Staff is happier because they no longer have to remember multiple logins and passwords. Today, users only have to remember their Windows login password. Each time they reset their Windows password, it is automatically applied across all the applications they need to access. The organization’s security policy requires staff to change their password every 90 days.
The Oracle identity management system has introduced access protocols at HKHS that have improved overall security. For example, it records every access request, allowing senior IT managers to ensure IT staff follows access authorization procedures. All errors or issues can be traced back to the source.
Another example of improved security is first-time password delivery. Previously, the organization had one default, first-time password. Now, first-time passwords are automatically generated and each one is unique, reducing security risks.
Audit reports generated by the system are submitted to an internal audit and governance committee, as well as external auditors. “The reports enable us to show our audit and governance committee that the IT team is enforcing and complying with corporate security policies,” said Lau.
HKHS intends to implement a Service-Oriented Architecture, having purchased Oracle SOA Suite in preparation for this move. According to Fong, the Oracle identity management system will constitute a very critical part of the organization’s SOA.

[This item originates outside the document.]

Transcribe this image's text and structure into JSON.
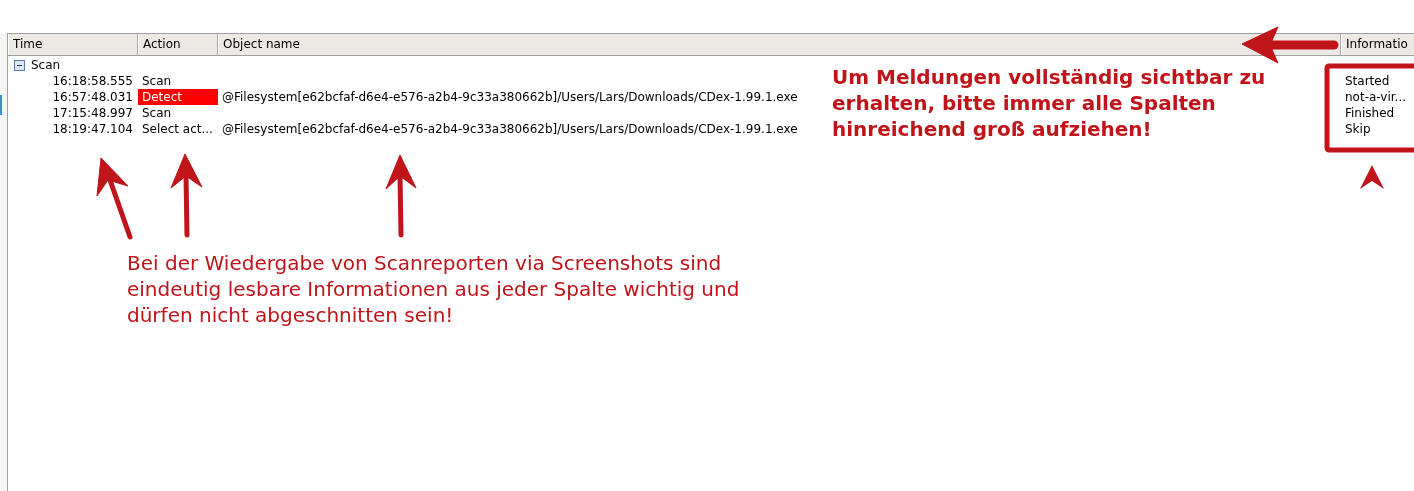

“We need access control for every Web service module and intend to use Oracle Identity Management to expose our infrastructure to Web services,” she said. “We have already used Oracle Service Registry to make Web services available under policies established in Oracle Web Services Manager.
“To strengthen SOA governance in relation to security, we also piloted authentication and authorization services based on user profiles and policy rules using Oracle Web Services Manager and Oracle Internet Directory. This has improved the traceability and maintainability of the services access control, and will result in a stronger foundation for SOA governance.

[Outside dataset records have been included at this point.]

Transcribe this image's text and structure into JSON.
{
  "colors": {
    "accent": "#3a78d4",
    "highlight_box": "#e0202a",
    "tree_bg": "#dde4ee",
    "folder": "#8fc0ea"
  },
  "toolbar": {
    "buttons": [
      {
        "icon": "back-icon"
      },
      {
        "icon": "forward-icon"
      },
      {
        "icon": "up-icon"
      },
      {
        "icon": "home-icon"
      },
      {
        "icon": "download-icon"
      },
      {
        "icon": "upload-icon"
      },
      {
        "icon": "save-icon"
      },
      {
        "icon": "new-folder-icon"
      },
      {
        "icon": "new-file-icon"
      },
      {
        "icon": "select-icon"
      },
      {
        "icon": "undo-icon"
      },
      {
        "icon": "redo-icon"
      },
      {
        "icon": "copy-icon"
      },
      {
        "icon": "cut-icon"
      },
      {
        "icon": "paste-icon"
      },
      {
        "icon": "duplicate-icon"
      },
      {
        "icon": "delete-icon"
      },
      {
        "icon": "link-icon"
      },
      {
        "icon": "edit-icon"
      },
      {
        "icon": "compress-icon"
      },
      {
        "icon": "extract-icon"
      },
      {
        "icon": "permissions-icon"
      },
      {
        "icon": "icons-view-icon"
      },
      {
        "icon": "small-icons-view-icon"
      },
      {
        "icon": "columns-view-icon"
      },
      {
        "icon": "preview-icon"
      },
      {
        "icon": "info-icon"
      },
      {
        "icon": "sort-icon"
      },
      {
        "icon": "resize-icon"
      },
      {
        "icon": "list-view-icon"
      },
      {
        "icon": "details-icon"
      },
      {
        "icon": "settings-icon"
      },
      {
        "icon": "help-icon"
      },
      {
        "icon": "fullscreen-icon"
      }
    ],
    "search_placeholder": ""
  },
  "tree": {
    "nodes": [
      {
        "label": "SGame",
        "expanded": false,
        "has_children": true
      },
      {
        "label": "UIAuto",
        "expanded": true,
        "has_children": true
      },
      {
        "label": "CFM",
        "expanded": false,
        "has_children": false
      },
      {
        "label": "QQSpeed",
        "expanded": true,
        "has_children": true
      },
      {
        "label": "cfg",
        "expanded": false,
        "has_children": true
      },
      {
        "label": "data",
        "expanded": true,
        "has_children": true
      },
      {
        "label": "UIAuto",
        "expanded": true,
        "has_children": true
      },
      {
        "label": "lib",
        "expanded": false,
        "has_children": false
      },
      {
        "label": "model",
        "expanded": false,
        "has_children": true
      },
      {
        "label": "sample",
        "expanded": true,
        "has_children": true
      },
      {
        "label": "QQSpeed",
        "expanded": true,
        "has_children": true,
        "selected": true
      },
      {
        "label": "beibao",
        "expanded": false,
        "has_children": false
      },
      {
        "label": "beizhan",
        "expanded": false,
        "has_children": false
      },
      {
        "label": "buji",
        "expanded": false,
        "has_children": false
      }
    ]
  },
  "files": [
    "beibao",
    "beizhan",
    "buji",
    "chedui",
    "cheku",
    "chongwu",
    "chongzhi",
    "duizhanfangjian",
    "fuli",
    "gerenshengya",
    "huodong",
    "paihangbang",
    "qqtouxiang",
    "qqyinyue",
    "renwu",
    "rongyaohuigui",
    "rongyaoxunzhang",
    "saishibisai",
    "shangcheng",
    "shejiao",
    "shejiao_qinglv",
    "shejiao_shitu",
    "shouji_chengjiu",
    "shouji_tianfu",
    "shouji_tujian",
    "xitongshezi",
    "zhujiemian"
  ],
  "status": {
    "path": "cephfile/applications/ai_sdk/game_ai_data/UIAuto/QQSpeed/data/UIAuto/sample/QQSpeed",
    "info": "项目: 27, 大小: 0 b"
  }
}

Oracle Identity Management solutions were chosen mainly because they supported HKHS’s SOA ambitions.
“A truly comprehensive, integrated identity management solution is a critical success factor for any organization seeking to improve the maturity levels of its enterprise security framework and its service delivery―both internally and externally,” said Peter Miao, head of IT at the Hong Kong Housing Society. “The completion of this extensive and extremely complex project is a major achievement. The benefits are already making an impact on our daily operations.”
As an Oracle user, it also made sense for HKHS to select identity management solutions from the same vendor. “Choosing Oracle would make it easy for us to integrate identity management with our Oracle Database and JD Edwards EnterpriseOne and PeopleSoft Enterprise applications,” said Fong. “This was important as most of the integration involved extracting information from the Oracle Database, particularly the central user repository. Oracle’s complete suite of middleware eliminated risk and helped speed up implementation time.”
“Oracle Identity Manager and Oracle Access Manager provide us with an array of reports that vastly strengthen our compliance and IT governance capabilities,” said Lau. “It also simplified information security management and enhanced quality assurance activities.”
The Oracle Identity Management solution was deployed in three stages, beginning in 2007. In that year, HKHS designed and built a central user repository to provide a consolidated view of all its staff, listing their common and agreed attributes. Access rights would be granted, based on these attributes. It was completed in late 2008. Next was the single sign-on platform, built using Oracle Access Manager and launched in late 2009.
Work began on the final element―the user provisioning platform―in 2008, and it was completed in 2010. HKHS engaged HP to deliver this platform.